BEGIN RAW DATA

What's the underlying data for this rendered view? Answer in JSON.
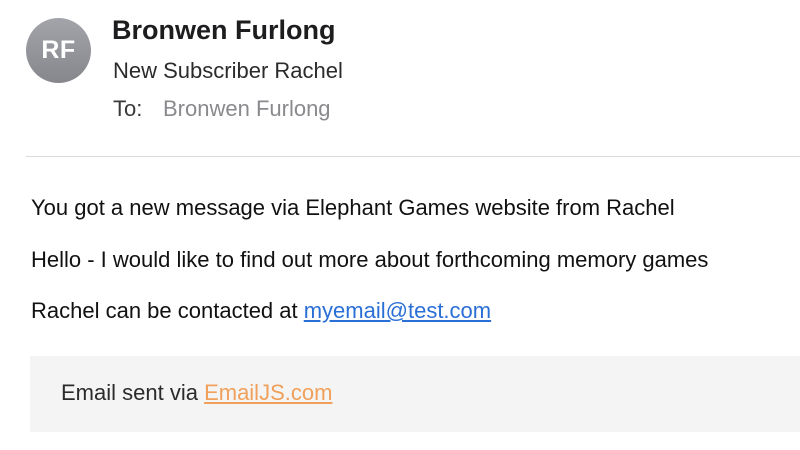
{
  "header": {
    "avatar_initials": "RF",
    "sender_name": "Bronwen Furlong",
    "subject": "New Subscriber Rachel",
    "to_label": "To:",
    "to_value": "Bronwen Furlong"
  },
  "body": {
    "line1": "You got a new message via Elephant Games website from Rachel",
    "line2": "Hello - I would like to find out more about forthcoming memory games",
    "line3_prefix": "Rachel can be contacted at ",
    "line3_link": "myemail@test.com"
  },
  "footer": {
    "prefix": "Email sent via ",
    "link": "EmailJS.com"
  },
  "colors": {
    "link_blue": "#2a6fd6",
    "footer_link_orange": "#f0a05a",
    "footer_background": "#f4f4f4",
    "avatar_gray": "#95969c"
  }
}
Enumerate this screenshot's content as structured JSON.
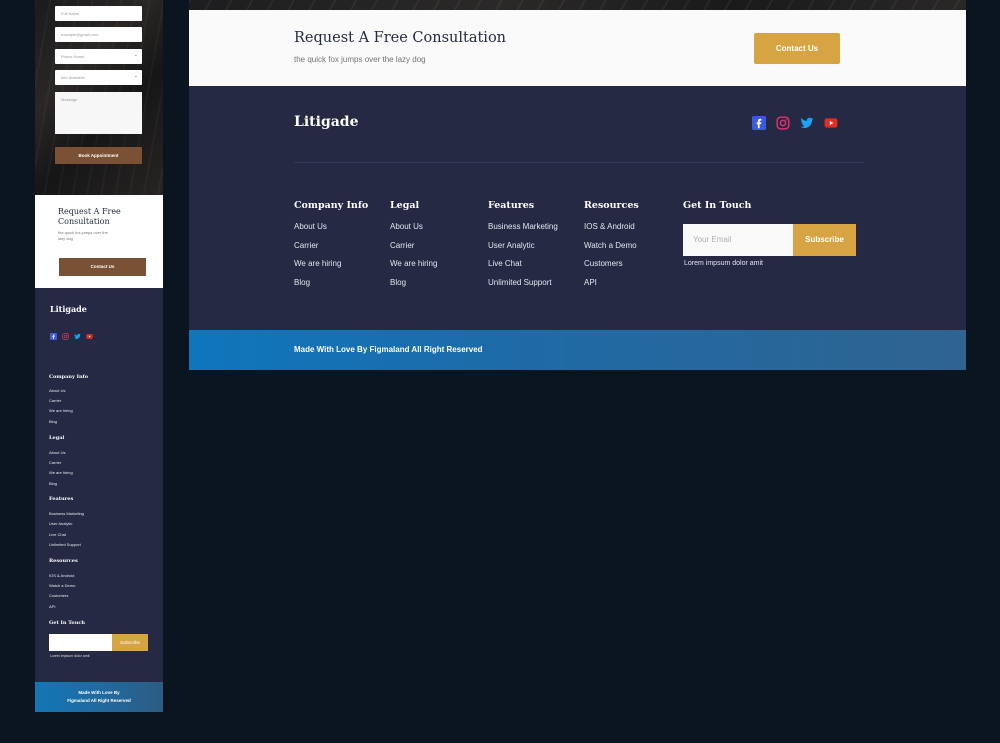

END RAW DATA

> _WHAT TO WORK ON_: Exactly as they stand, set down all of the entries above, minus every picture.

> _TASK SOLUTION_:
What's the underlying data for this rendered view? Answer in JSON.
{
  "header": {
    "avatar_initials": "RF",
    "sender_name": "Bronwen Furlong",
    "subject": "New Subscriber Rachel",
    "to_label": "To:",
    "to_value": "Bronwen Furlong"
  },
  "body": {
    "line1": "You got a new message via Elephant Games website from Rachel",
    "line2": "Hello - I would like to find out more about forthcoming memory games",
    "line3_prefix": "Rachel can be contacted at ",
    "line3_link": "myemail@test.com"
  },
  "footer": {
    "prefix": "Email sent via ",
    "link": "EmailJS.com"
  },
  "colors": {
    "link_blue": "#2a6fd6",
    "footer_link_orange": "#f0a05a",
    "footer_background": "#f4f4f4",
    "avatar_gray": "#95969c"
  }
}
Enumerate this screenshot's content as structured JSON.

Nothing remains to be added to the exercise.